Published:25/04/2002, Volume II2, No. 5802, Page 5
Clinical negligence claims against the NHS are set to increase yet again, the National Audit Office warns in its annual report to parliament on the NHS accounts.
The money set aside for the likely cost of claims at March 2001 -£3.9bn - represents a near-doubling on the 1998 figure of£2.3bn.
But although the total provision has continued to grow, the rate of increase has steadily decreased.
The provision was£500m more than the previous year.

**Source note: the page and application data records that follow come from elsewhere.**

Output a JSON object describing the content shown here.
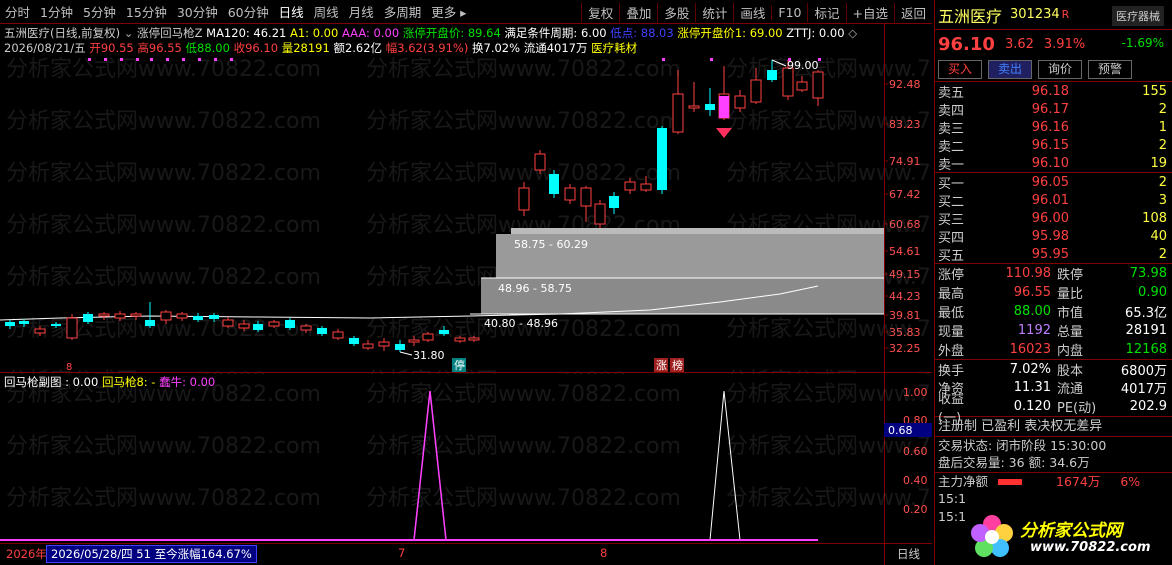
{
  "toolbar": {
    "periods": [
      "分时",
      "1分钟",
      "5分钟",
      "15分钟",
      "30分钟",
      "60分钟",
      "日线",
      "周线",
      "月线",
      "多周期",
      "更多"
    ],
    "active_period": "日线",
    "right_items": [
      "复权",
      "叠加",
      "多股",
      "统计",
      "画线",
      "F10",
      "标记",
      "+自选",
      "返回"
    ]
  },
  "chart_info": {
    "title": "五洲医疗(日线,前复权)",
    "formula_name": "涨停回马枪Z",
    "ma120": "MA120: 46.21",
    "a1": "A1: 0.00",
    "aaa": "AAA: 0.00",
    "limit_open": "涨停开盘价: 89.64",
    "cycle": "满足条件周期: 6.00",
    "low_pt": "低点: 88.03",
    "limit_open1": "涨停开盘价1: 69.00",
    "zttj": "ZTTJ: 0.00"
  },
  "bar_info": {
    "date": "2026/08/21/五",
    "open": "开90.55",
    "high": "高96.55",
    "low": "低88.00",
    "close": "收96.10",
    "vol": "量28191",
    "amount": "额2.62亿",
    "range": "幅3.62(3.91%)",
    "turnover": "换7.02%",
    "float": "流通4017万",
    "sector": "医疗耗材"
  },
  "price_axis": [
    "92.48",
    "83.23",
    "74.91",
    "67.42",
    "60.68",
    "54.61",
    "49.15",
    "44.23",
    "39.81",
    "35.83",
    "32.25"
  ],
  "zones": [
    {
      "label": "58.75 - 60.29"
    },
    {
      "label": "48.96 - 58.75"
    },
    {
      "label": "40.80 - 48.96"
    }
  ],
  "annotations": {
    "high_label": "99.00",
    "low_label": "31.80",
    "stop_tag": "停",
    "limit_tag": "涨",
    "rank_tag": "榜",
    "marker_left": "8"
  },
  "sub_chart": {
    "title": "回马枪副图 : 0.00",
    "label2": "回马枪8: -",
    "label3": "蠢牛: 0.00",
    "axis": [
      "1.00",
      "0.80",
      "0.60",
      "0.40",
      "0.20"
    ],
    "cursor_value": "0.68"
  },
  "bottom": {
    "year": "2026年",
    "date_info": "2026/05/28/四 51 至今涨幅164.67%",
    "marker7": "7",
    "marker8": "8",
    "period_btn": "日线"
  },
  "panel": {
    "name": "五洲医疗",
    "code": "301234",
    "r_flag": "R",
    "sector_badge": "医疗器械",
    "price": "96.10",
    "change": "3.62",
    "change_pct": "3.91%",
    "sector_pct": "-1.69%",
    "buttons": [
      "买入",
      "卖出",
      "询价",
      "预警"
    ],
    "asks": [
      {
        "label": "卖五",
        "price": "96.18",
        "vol": "155"
      },
      {
        "label": "卖四",
        "price": "96.17",
        "vol": "2"
      },
      {
        "label": "卖三",
        "price": "96.16",
        "vol": "1"
      },
      {
        "label": "卖二",
        "price": "96.15",
        "vol": "2"
      },
      {
        "label": "卖一",
        "price": "96.10",
        "vol": "19"
      }
    ],
    "bids": [
      {
        "label": "买一",
        "price": "96.05",
        "vol": "2"
      },
      {
        "label": "买二",
        "price": "96.01",
        "vol": "3"
      },
      {
        "label": "买三",
        "price": "96.00",
        "vol": "108"
      },
      {
        "label": "买四",
        "price": "95.98",
        "vol": "40"
      },
      {
        "label": "买五",
        "price": "95.95",
        "vol": "2"
      }
    ],
    "quotes": [
      {
        "k": "涨停",
        "v": "110.98",
        "vc": "red",
        "k2": "跌停",
        "v2": "73.98",
        "v2c": "green"
      },
      {
        "k": "最高",
        "v": "96.55",
        "vc": "red",
        "k2": "量比",
        "v2": "0.90",
        "v2c": "green"
      },
      {
        "k": "最低",
        "v": "88.00",
        "vc": "green",
        "k2": "市值",
        "v2": "65.3亿",
        "v2c": "white"
      },
      {
        "k": "现量",
        "v": "1192",
        "vc": "purple",
        "k2": "总量",
        "v2": "28191",
        "v2c": "white"
      },
      {
        "k": "外盘",
        "v": "16023",
        "vc": "red",
        "k2": "内盘",
        "v2": "12168",
        "v2c": "green"
      },
      {
        "k": "换手",
        "v": "7.02%",
        "vc": "white",
        "k2": "股本",
        "v2": "6800万",
        "v2c": "white"
      },
      {
        "k": "净资",
        "v": "11.31",
        "vc": "white",
        "k2": "流通",
        "v2": "4017万",
        "v2c": "white"
      },
      {
        "k": "收益(一)",
        "v": "0.120",
        "vc": "white",
        "k2": "PE(动)",
        "v2": "202.9",
        "v2c": "white"
      }
    ],
    "reg_info": "注册制 已盈利 表决权无差异",
    "trade_status": "交易状态: 闭市阶段 15:30:00",
    "after_trade": "盘后交易量: 36  额: 34.6万",
    "main_flow_label": "主力净额",
    "main_flow_value": "1674万",
    "main_flow_pct": "6%",
    "time1": "15:1",
    "time2": "15:1",
    "logo_text": "分析家公式网",
    "logo_url": "www.70822.com"
  },
  "colors": {
    "up": "#ff4040",
    "down": "#00ffff",
    "grid": "#800000"
  }
}
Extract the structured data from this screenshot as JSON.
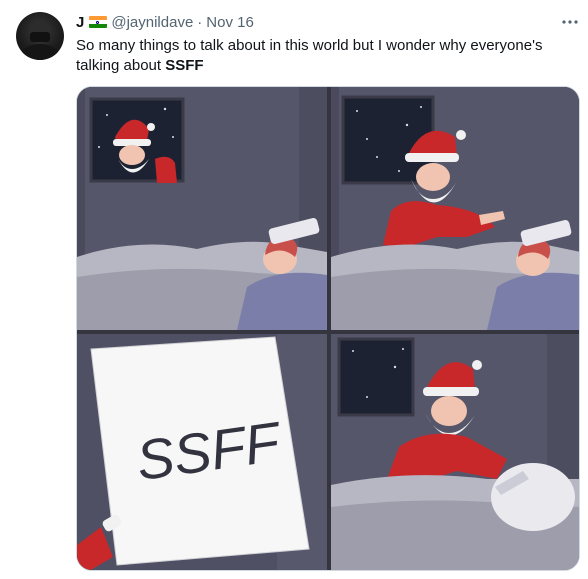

The increase comes despite changes in the way the NHS handles complaints, which it was hoped would reduce the proportion of negligence claims which went to a lengthy - and expensive - court battle.
One of the reasons for the increase are two legal cases - We l l s v Wells and Heil v Rankin. They set a precedent for higher payments which include meeting the costs of future education, care and loss of earnings. The eventual bill could be even more than the£3.9bn set aside. The NHS has to make provision for cases which may, but are unlikely to, lead to claims. This represents a further£4bn on top of the existing provision.
The report from NAO auditor general Sir John Bourne paints a reasonably healthy picture of the NHS. All but one primary care trust and health authority fell within their statutory duty of financial balance. Bexley and Greenwich HA, however, had a 'small' overspend of£900,000 (0.3 per cent of its expenditure limit) but this was in a period in the lead up to a merger with a neighbouring HA.
Of the 356 trusts, none failed to meet their statutory duty to break even, although 47 had cumulative deficits since April 1997 in excess of 0.5 per cent of income. The DoH allows a cumulative deficit of no more than 0.5 per cent of turnover, and that deficit has to be recovered within two years.
It also reports that the NHS recovered more than£4m and achieved 30 successful fraud prosecutions in 2000-01.
NHS (England) Summarised Accounts 2000-01 .
HC 766 www. nao. gov. uk